Definitely up the hydration on your bread. I'll typically do sourdough between 65-70%. You won't necessarily get more rise before you bake, but you'll definitely get oven spring.
If you really, really want super airy bread, try some variation on the no-knead recipe. That's super-wet dough, super-sticky, so you generally get your hands wet each time you stick your hands in the bowl to minimize sticking. Plus you handle the dough as little as possible to keep all the bubbles intact. Also, if you don't want to monkey with the whole Dutch oven aspect of the recipe, definitely get a baking stone, a steam pan of some sort, and use silicone parchment paper (or reusable silicone baking mats) to make it easy to get the dough into the oven.
You might try being scientific about it. Mix up some dough at three different hydrations (say, 50, 60, and 70%) and do a double-blind tasting with some friends.
Classes are fun and all, but you only really need a good book. (Peter Reinhart's Bread Baker's Apprentice
is the classic, but his newer Artisan Breads Every Day
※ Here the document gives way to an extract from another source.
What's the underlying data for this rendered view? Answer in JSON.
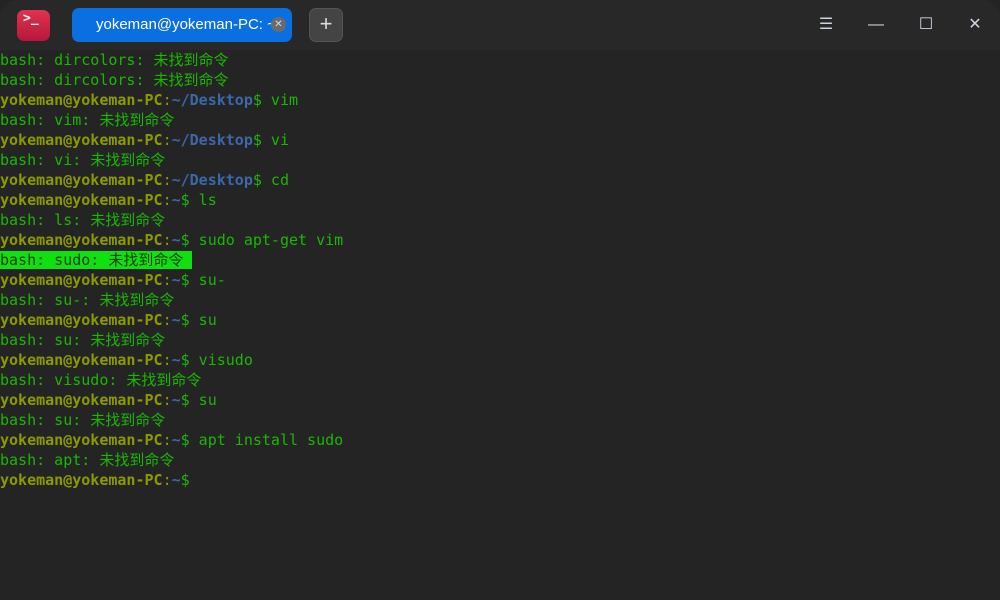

may be less intense and more helpful.) It's also helpful to have access to a guru to pick for advice. I got a lot of mileage out of a friend-of-a-friend who was a serious baker.